§ **The input**
***
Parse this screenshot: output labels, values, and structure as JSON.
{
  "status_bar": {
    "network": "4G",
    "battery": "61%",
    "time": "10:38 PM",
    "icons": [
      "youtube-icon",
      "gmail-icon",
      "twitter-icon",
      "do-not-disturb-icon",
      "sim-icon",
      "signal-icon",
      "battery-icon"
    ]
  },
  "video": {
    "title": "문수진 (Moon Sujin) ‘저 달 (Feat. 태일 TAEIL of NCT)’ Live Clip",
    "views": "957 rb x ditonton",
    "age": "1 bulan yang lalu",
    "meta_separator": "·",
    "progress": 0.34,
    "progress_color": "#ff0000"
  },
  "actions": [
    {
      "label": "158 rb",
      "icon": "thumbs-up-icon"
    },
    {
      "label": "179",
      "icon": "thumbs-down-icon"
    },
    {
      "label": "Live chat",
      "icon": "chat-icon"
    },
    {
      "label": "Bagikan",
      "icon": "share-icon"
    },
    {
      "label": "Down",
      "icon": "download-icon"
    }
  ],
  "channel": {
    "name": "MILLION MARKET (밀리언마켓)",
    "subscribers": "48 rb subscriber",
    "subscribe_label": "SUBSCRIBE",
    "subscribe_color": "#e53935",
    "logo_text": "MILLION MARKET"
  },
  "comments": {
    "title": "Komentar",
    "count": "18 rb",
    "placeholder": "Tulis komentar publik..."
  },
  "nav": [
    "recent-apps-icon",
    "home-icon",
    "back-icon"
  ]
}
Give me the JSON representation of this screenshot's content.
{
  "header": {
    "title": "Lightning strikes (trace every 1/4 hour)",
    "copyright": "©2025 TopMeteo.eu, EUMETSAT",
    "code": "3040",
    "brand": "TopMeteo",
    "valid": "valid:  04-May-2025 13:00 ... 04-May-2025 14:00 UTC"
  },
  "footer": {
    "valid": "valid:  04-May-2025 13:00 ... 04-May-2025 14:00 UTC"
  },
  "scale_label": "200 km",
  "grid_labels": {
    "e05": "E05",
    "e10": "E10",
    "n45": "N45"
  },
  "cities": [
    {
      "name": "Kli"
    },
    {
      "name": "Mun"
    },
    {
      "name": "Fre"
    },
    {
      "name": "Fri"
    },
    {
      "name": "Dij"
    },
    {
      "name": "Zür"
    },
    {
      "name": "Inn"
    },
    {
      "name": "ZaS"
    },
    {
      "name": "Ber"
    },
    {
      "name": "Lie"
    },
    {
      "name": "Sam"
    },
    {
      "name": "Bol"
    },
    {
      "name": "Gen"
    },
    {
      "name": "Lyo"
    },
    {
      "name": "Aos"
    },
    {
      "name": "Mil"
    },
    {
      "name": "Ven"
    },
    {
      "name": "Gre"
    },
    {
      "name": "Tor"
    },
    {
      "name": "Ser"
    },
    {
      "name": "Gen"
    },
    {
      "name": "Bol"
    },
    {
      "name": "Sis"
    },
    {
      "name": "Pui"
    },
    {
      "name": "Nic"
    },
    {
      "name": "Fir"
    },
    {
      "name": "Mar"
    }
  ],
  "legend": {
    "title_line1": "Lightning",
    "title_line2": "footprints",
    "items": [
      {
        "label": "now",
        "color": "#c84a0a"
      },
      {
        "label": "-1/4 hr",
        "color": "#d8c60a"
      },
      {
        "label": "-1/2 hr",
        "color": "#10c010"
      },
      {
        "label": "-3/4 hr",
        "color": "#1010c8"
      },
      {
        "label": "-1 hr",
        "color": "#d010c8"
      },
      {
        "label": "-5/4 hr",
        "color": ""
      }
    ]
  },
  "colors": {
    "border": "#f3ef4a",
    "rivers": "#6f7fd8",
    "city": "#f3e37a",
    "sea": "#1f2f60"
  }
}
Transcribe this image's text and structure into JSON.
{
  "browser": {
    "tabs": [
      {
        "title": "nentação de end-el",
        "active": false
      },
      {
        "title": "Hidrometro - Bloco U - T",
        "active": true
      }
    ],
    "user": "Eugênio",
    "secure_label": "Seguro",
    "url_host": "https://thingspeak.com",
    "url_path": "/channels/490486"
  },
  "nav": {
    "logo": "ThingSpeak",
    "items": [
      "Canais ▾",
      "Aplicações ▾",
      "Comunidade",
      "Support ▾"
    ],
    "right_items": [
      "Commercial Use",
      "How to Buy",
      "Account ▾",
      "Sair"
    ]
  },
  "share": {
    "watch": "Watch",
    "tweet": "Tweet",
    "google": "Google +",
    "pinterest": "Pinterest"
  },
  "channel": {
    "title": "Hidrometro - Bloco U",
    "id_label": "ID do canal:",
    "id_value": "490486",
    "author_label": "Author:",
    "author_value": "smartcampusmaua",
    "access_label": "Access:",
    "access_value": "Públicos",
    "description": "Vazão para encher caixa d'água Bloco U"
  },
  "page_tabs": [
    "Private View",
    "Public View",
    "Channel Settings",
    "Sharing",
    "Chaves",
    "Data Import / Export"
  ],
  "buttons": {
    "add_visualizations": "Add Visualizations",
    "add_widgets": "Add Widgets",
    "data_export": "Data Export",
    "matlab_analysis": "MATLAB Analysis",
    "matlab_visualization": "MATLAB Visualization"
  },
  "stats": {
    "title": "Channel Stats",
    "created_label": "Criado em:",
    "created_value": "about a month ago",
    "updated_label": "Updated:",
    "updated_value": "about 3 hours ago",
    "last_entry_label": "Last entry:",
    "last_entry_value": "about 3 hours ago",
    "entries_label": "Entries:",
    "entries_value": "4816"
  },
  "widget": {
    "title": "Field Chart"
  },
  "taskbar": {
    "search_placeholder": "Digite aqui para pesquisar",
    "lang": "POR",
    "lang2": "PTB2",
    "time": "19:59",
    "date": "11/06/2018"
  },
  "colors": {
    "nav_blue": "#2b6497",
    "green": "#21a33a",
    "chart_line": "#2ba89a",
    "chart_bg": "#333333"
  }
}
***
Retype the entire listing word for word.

Parse this screenshot: output labels, values, and structure as JSON.
{
  "status_bar": {
    "network": "4G",
    "battery": "61%",
    "time": "10:38 PM",
    "icons": [
      "youtube-icon",
      "gmail-icon",
      "twitter-icon",
      "do-not-disturb-icon",
      "sim-icon",
      "signal-icon",
      "battery-icon"
    ]
  },
  "video": {
    "title": "문수진 (Moon Sujin) ‘저 달 (Feat. 태일 TAEIL of NCT)’ Live Clip",
    "views": "957 rb x ditonton",
    "age": "1 bulan yang lalu",
    "meta_separator": "·",
    "progress": 0.34,
    "progress_color": "#ff0000"
  },
  "actions": [
    {
      "label": "158 rb",
      "icon": "thumbs-up-icon"
    },
    {
      "label": "179",
      "icon": "thumbs-down-icon"
    },
    {
      "label": "Live chat",
      "icon": "chat-icon"
    },
    {
      "label": "Bagikan",
      "icon": "share-icon"
    },
    {
      "label": "Down",
      "icon": "download-icon"
    }
  ],
  "channel": {
    "name": "MILLION MARKET (밀리언마켓)",
    "subscribers": "48 rb subscriber",
    "subscribe_label": "SUBSCRIBE",
    "subscribe_color": "#e53935",
    "logo_text": "MILLION MARKET"
  },
  "comments": {
    "title": "Komentar",
    "count": "18 rb",
    "placeholder": "Tulis komentar publik..."
  },
  "nav": [
    "recent-apps-icon",
    "home-icon",
    "back-icon"
  ]
}
Give me the JSON representation of this screenshot's content.
{
  "header": {
    "title": "Lightning strikes (trace every 1/4 hour)",
    "copyright": "©2025 TopMeteo.eu, EUMETSAT",
    "code": "3040",
    "brand": "TopMeteo",
    "valid": "valid:  04-May-2025 13:00 ... 04-May-2025 14:00 UTC"
  },
  "footer": {
    "valid": "valid:  04-May-2025 13:00 ... 04-May-2025 14:00 UTC"
  },
  "scale_label": "200 km",
  "grid_labels": {
    "e05": "E05",
    "e10": "E10",
    "n45": "N45"
  },
  "cities": [
    {
      "name": "Kli"
    },
    {
      "name": "Mun"
    },
    {
      "name": "Fre"
    },
    {
      "name": "Fri"
    },
    {
      "name": "Dij"
    },
    {
      "name": "Zür"
    },
    {
      "name": "Inn"
    },
    {
      "name": "ZaS"
    },
    {
      "name": "Ber"
    },
    {
      "name": "Lie"
    },
    {
      "name": "Sam"
    },
    {
      "name": "Bol"
    },
    {
      "name": "Gen"
    },
    {
      "name": "Lyo"
    },
    {
      "name": "Aos"
    },
    {
      "name": "Mil"
    },
    {
      "name": "Ven"
    },
    {
      "name": "Gre"
    },
    {
      "name": "Tor"
    },
    {
      "name": "Ser"
    },
    {
      "name": "Gen"
    },
    {
      "name": "Bol"
    },
    {
      "name": "Sis"
    },
    {
      "name": "Pui"
    },
    {
      "name": "Nic"
    },
    {
      "name": "Fir"
    },
    {
      "name": "Mar"
    }
  ],
  "legend": {
    "title_line1": "Lightning",
    "title_line2": "footprints",
    "items": [
      {
        "label": "now",
        "color": "#c84a0a"
      },
      {
        "label": "-1/4 hr",
        "color": "#d8c60a"
      },
      {
        "label": "-1/2 hr",
        "color": "#10c010"
      },
      {
        "label": "-3/4 hr",
        "color": "#1010c8"
      },
      {
        "label": "-1 hr",
        "color": "#d010c8"
      },
      {
        "label": "-5/4 hr",
        "color": ""
      }
    ]
  },
  "colors": {
    "border": "#f3ef4a",
    "rivers": "#6f7fd8",
    "city": "#f3e37a",
    "sea": "#1f2f60"
  }
}
Transcribe this image's text and structure into JSON.
{
  "browser": {
    "tabs": [
      {
        "title": "nentação de end-el",
        "active": false
      },
      {
        "title": "Hidrometro - Bloco U - T",
        "active": true
      }
    ],
    "user": "Eugênio",
    "secure_label": "Seguro",
    "url_host": "https://thingspeak.com",
    "url_path": "/channels/490486"
  },
  "nav": {
    "logo": "ThingSpeak",
    "items": [
      "Canais ▾",
      "Aplicações ▾",
      "Comunidade",
      "Support ▾"
    ],
    "right_items": [
      "Commercial Use",
      "How to Buy",
      "Account ▾",
      "Sair"
    ]
  },
  "share": {
    "watch": "Watch",
    "tweet": "Tweet",
    "google": "Google +",
    "pinterest": "Pinterest"
  },
  "channel": {
    "title": "Hidrometro - Bloco U",
    "id_label": "ID do canal:",
    "id_value": "490486",
    "author_label": "Author:",
    "author_value": "smartcampusmaua",
    "access_label": "Access:",
    "access_value": "Públicos",
    "description": "Vazão para encher caixa d'água Bloco U"
  },
  "page_tabs": [
    "Private View",
    "Public View",
    "Channel Settings",
    "Sharing",
    "Chaves",
    "Data Import / Export"
  ],
  "buttons": {
    "add_visualizations": "Add Visualizations",
    "add_widgets": "Add Widgets",
    "data_export": "Data Export",
    "matlab_analysis": "MATLAB Analysis",
    "matlab_visualization": "MATLAB Visualization"
  },
  "stats": {
    "title": "Channel Stats",
    "created_label": "Criado em:",
    "created_value": "about a month ago",
    "updated_label": "Updated:",
    "updated_value": "about 3 hours ago",
    "last_entry_label": "Last entry:",
    "last_entry_value": "about 3 hours ago",
    "entries_label": "Entries:",
    "entries_value": "4816"
  },
  "widget": {
    "title": "Field Chart"
  },
  "taskbar": {
    "search_placeholder": "Digite aqui para pesquisar",
    "lang": "POR",
    "lang2": "PTB2",
    "time": "19:59",
    "date": "11/06/2018"
  },
  "colors": {
    "nav_blue": "#2b6497",
    "green": "#21a33a",
    "chart_line": "#2ba89a",
    "chart_bg": "#333333"
  }
}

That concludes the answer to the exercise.